A transborder joint venture between SkyTeam partners Aeromexico and Delta is hanging in the balance now that the US DoT has required slot divestitures and other stipulations in order for the airlines to move forward with their proposed business agreement. Not surprisingly, Aeromexico and Delta believe limitations proposed by US regulators would diminish the economic benefits of the joint venture, and are warning they are reconsidering deepening their business ties.
Numerous airlines expressed concerns about Aeromexico and Delta’s concentration of slots at Mexico City Juarez, and the DoT responded by requiring slot divestitures at the airport along with the relinquishment of slots at New York JFK. The airlines have countered that the DoT’s analysis is flawed, and that a smaller number of slot divestitures at Juarez required by Mexico’s government should allay any concerns expressed by competitors. Aeromexico and Delta also argue another stipulation imposed by US regulators – limiting the joint venture to a five-year term – would create too much uncertainty for the viability of the business venture.

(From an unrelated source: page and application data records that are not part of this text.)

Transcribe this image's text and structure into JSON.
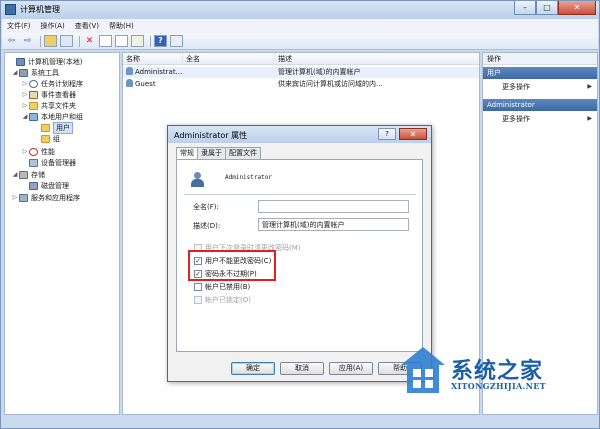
{
  "window": {
    "title": "计算机管理",
    "controls": [
      "–",
      "□",
      "✕"
    ]
  },
  "menu": [
    "文件(F)",
    "操作(A)",
    "查看(V)",
    "帮助(H)"
  ],
  "toolbar": {
    "back": "⇦",
    "forward": "⇨",
    "delete": "✕",
    "help": "?"
  },
  "tree": {
    "root": "计算机管理(本地)",
    "system_tools": "系统工具",
    "task_scheduler": "任务计划程序",
    "event_viewer": "事件查看器",
    "shared_folders": "共享文件夹",
    "local_users": "本地用户和组",
    "users": "用户",
    "groups": "组",
    "performance": "性能",
    "device_manager": "设备管理器",
    "storage": "存储",
    "disk_management": "磁盘管理",
    "services": "服务和应用程序"
  },
  "list": {
    "columns": {
      "name": "名称",
      "fullname": "全名",
      "description": "描述"
    },
    "rows": [
      {
        "name": "Administrat...",
        "fullname": "",
        "description": "管理计算机(域)的内置帐户"
      },
      {
        "name": "Guest",
        "fullname": "",
        "description": "供来宾访问计算机或访问域的内..."
      }
    ]
  },
  "actions": {
    "header": "操作",
    "group1": "用户",
    "group1_more": "更多操作",
    "group2": "Administrator",
    "group2_more": "更多操作",
    "arrow": "▶"
  },
  "dialog": {
    "title": "Administrator 属性",
    "help": "?",
    "close": "✕",
    "tabs": [
      "常规",
      "隶属于",
      "配置文件"
    ],
    "username": "Administrator",
    "fullname_label": "全名(F):",
    "fullname_value": "",
    "desc_label": "描述(D):",
    "desc_value": "管理计算机(域)的内置帐户",
    "checkboxes": [
      {
        "label": "用户下次登录时须更改密码(M)",
        "checked": false,
        "disabled": true
      },
      {
        "label": "用户不能更改密码(C)",
        "checked": true,
        "disabled": false
      },
      {
        "label": "密码永不过期(P)",
        "checked": true,
        "disabled": false
      },
      {
        "label": "帐户已禁用(B)",
        "checked": false,
        "disabled": false
      },
      {
        "label": "帐户已锁定(O)",
        "checked": false,
        "disabled": true
      }
    ],
    "check_mark": "✓",
    "buttons": {
      "ok": "确定",
      "cancel": "取消",
      "apply": "应用(A)",
      "help": "帮助"
    }
  },
  "watermark": {
    "main": "系统之家",
    "sub": "XITONGZHIJIA.NET"
  }
}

Delta’s plans to take its stake in Aeromexico up to 49% was contingent on the JV proposal succeeding. But with the stipulations imposed by DoT in order for the partners to establish their joint venture a dark cloud of uncertainty is hovering over Aeromexico’s future ownership structure.
Donald Trump, the ‘Third World’, and US airports. Insulting to third world airports. PPPs are needed
Politics is a hotbed of hyperbole, but the recently concluded US Presidential election reached new levels. Among the rhetoric was a reference made early in Oct-2016 by the now President-elect, and never willingly understated, Donald Trump concerning the condition of the nation’s airports, which he described as being of ‘Third World’ standard.
Mr Trump is not the first US politician to complain about airport infrastructure in the USA and neither is he the first to describe it as ‘Third World.’ It is certainly true that many airports lack investment and are shabby compared with their peers in Europe and the Asia Pacific region. Moreover, Congress has repeatedly called for much greater investment, as have Airports Council International North America and other interested organisations.
But is the criticism fair? This report examines the operational and construction activities at US airports that he has singled out. It goes on to look at airport infrastructure financing under the Trump regime, and to consider other relevant aspects of his policies.